In early 2003, a group of art dealers, artists and curators initiated the idea of Wynwood Art Walk based on the idea of a similar project, Art Night, that Mark Coetzee had started in his home town, Cape Town, South Africa. The founding Members at the first meeting in the Rocket Projects media room were Brook Dorsch of Dorsch Gallery, Weston Charles, Cooper and Elizabeth Withstandley of Locust Projects, Mark Coetzee of the Rubell Collection, Nick Cindric of Rocket Projects, Bernice Steinbaum of Bernice Steinbaum Gallery and Marina Kessler of Marina Kessler Gallery. It was a noble idea, to bring in art lovers and collectors alike, to the not so popular Wynwood area that was buzzing with artistic activity behind closed doors. The monthly event was to open the doors to the public, literally, as well as to opportunity.
During those earlier days, galleries served hand poured wine to “guests” to encourage browsing and talk among the art. It was one of those perfect Miami events, sharing the streets on warm breezy nights with other art lovers, though I remember being fearful that it’s lack of popularity would cause the gallery owners to toss in the towel and it would be over before it began. As it turns out, they did not, and it was fantastic for quite a long time.
Then it took a radical left turn. People arrived in droves for the free wine and small bites and social time. The streets filled up and it became less about the art. The food trucks lined the streets and it became a free for all. Since the proverbial left turn, Wynwood became ground zero for major changes and gentrification. Some good, some, well, left up to personal interpretation.
However, for the most part, Art Walk seems to have grown up in recent times. The food trucks now line up in perfect well lit rows between 23rd and 22nd street, and include comfortable seating and picnic areas. There is street entertainment and NW 2nd Avenue traffic flows a little better. With over 70 galleries, five museums, seven art complexes, twelve art studios and countless art fairs, it seems art is once again, the center focus.

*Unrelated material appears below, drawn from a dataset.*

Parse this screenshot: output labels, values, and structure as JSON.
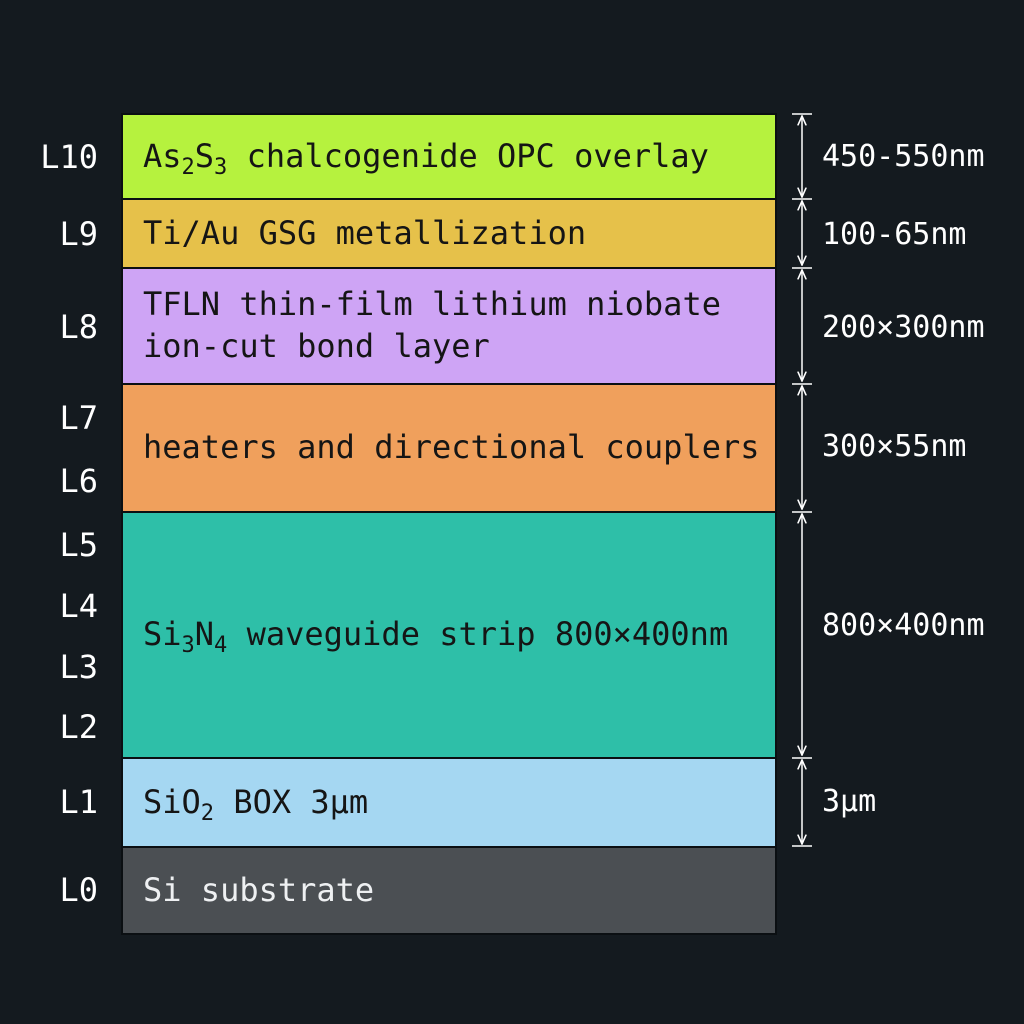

In the not so long ago past of Wynwood, one could just about park anywhere, as long as it wasn’t blocking a driveway or fire hydrant. Those days are over. This past weekend, walking back to my car in a legit spot I got by going very, very early, I saw at least 30 ticketed cars along a fence where I usually parked. Meanwhile, there are parking barkers intent on steering you to their pay lots. Leave it up to Miami Parking Authority to ruin a good thing. – All photos by Vala Kodish.